Yours in Sobriety


(Written 12 months ago, halfway through my HSM. It has now been more than 18 months since I had a drink.)

Five little words

Maria it’s a brain tumour.

Those 5 little words were said to me 5 ½ years ago and changed the course of my life.

Gut wrenching, is probably the best way I can describe the feeling I had when those 5 little words were said to me. If I survive this brain tumour (which we affectionately dubbed ‘the peanut’) I promise to be a better person. I promise to donate more to charity. I promise to stop watching reality tv. I promise to quit drinking. You make all sorts of mad promises when you’re lying in hospital with tubes and machines attached to you. I mean, how could I give up watching The Biggest Loser or MasterChef? Seriously, what was I thinking?

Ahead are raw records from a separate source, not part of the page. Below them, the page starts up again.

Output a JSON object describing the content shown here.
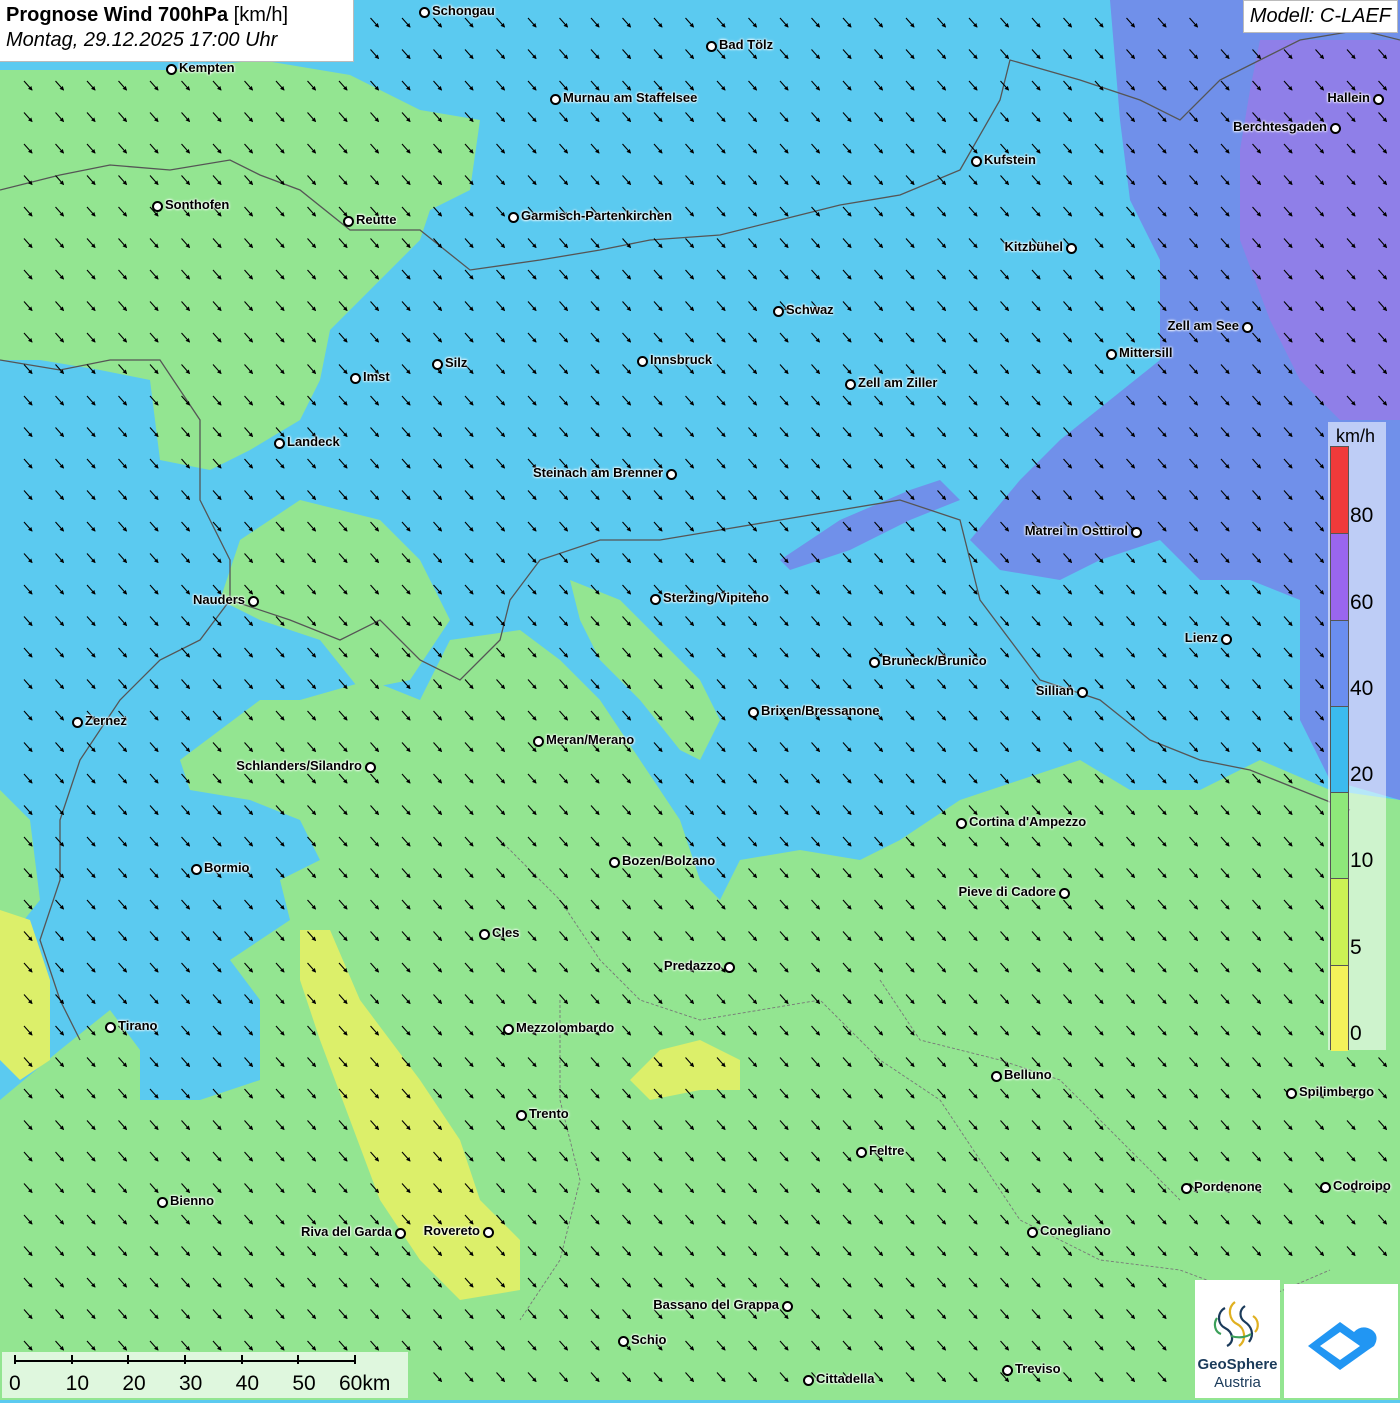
{
  "title": {
    "main": "Prognose Wind 700hPa",
    "unit": "[km/h]",
    "datetime": "Montag, 29.12.2025 17:00 Uhr"
  },
  "model": "Modell: C-LAEF",
  "legend": {
    "unit": "km/h",
    "labels": [
      "80",
      "60",
      "40",
      "20",
      "10",
      "5",
      "0"
    ],
    "colors": [
      "#f03a3a",
      "#9a66ee",
      "#6a8eef",
      "#3bbbee",
      "#8ee87a",
      "#ccf254",
      "#f4f25a"
    ]
  },
  "scale_bar": {
    "labels": [
      "0",
      "10",
      "20",
      "30",
      "40",
      "50",
      "60km"
    ]
  },
  "cities": [
    "Schongau",
    "Bad Tölz",
    "Kempten",
    "Murnau am Staffelsee",
    "Hallein",
    "Berchtesgaden",
    "Kufstein",
    "Sonthofen",
    "Reutte",
    "Garmisch-Partenkirchen",
    "Kitzbühel",
    "Schwaz",
    "Zell am See",
    "Mittersill",
    "Innsbruck",
    "Silz",
    "Imst",
    "Zell am Ziller",
    "Landeck",
    "Steinach am Brenner",
    "Matrei in Osttirol",
    "Nauders",
    "Sterzing/Vipiteno",
    "Lienz",
    "Bruneck/Brunico",
    "Sillian",
    "Brixen/Bressanone",
    "Zernez",
    "Meran/Merano",
    "Schlanders/Silandro",
    "Cortina d'Ampezzo",
    "Bozen/Bolzano",
    "Bormio",
    "Pieve di Cadore",
    "Cles",
    "Predazzo",
    "Tirano",
    "Mezzolombardo",
    "Belluno",
    "Spilimbergo",
    "Trento",
    "Feltre",
    "Pordenone",
    "Codroipo",
    "Bienno",
    "Riva del Garda",
    "Rovereto",
    "Conegliano",
    "Bassano del Grappa",
    "Schio",
    "Treviso",
    "Cittadella"
  ],
  "logos": {
    "geosphere_line1": "GeoSphere",
    "geosphere_line2": "Austria"
  },
  "colors": {
    "band_20_40": "#5bcaf0",
    "band_10_20": "#93e591",
    "band_5_10": "#dcef6a",
    "band_40_60": "#7090ea",
    "band_60_80": "#8f7fe8",
    "arrow": "#000000"
  }
}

If I did survive this, the decision had been made to take some long service leave and travel around Australia. A few months later we did just that. We travelled 25,000 kilometres in 7 months and it was the best medicine for my recovery. I had to check in with the ‘ologists’ regularly while I was travelling and had to get different things checked to make sure I was doing ok.

The peanut and consequently the trip did some wonderful things for me and for the love of my life. It made us focus on what is important in life. It made us appreciate the little things. It forced us to make a decision on what we wanted to do when we grew up – we decided that we wanted to travel permanently. We got home from the trip, went back to work, and started the process of selling up and giving away all our worldly possessions. It took us 2 years to get ourselves organised and 2 ½ years ago we became permanent travellers.

Those 5 little words changed everything for us. We viewed it as a blessing in disguise, because if I hadn’t have been diagnosed with the peanut, we wouldn’t be living this wonderful life. I have become a better person to family and friends, I have done more community and charity work, I have given up alcohol, but I still haven’t given up watching reality tv!

I continue to improve and I constantly surprise the ologists. You can’t keep a good woman down, I always say! I just wish it didn’t take a brain tumour to make me realise that life is yours for the taking. You just have to grab on and go for it.

(posted on my HSM page 12 months ago)

821 bottles sitting on a wall….

Tomorrow is a big day for me.

It marks my 18-months of sobriety, and I am so fucking proud of myself, I feel like shouting to the world, I DID IT!

Being the stats nut that I am, here are my vital statistics, based on my daily average consumption of 1.5 bottles of white wine per day (pre HSM, of course), and based on $10 per bottle:

18 months = 547 days
547 days x 1.5 bottles of wine = 821 bottles not consumed
821 bottles x 630 calories = 517,230 calories not consumed
821 bottles x $10 per bottle = $8210 saved

Breathtaking, isn’t it. 1 and a half bottles of wine doesn’t sound like much, but if you lined them up end to end, it would probably reach the fucking moon! It has been a journey that has seen many changes in me and my health. The biggest, most notable change is my weight loss. I have now lost 20 kgs, and I am fitter, stronger and healthier than I have ever been. Oh, and happier! The absolute joy that I feel is palpable!

To quote Jill Stark “Sobriety has never been so intoxicating”.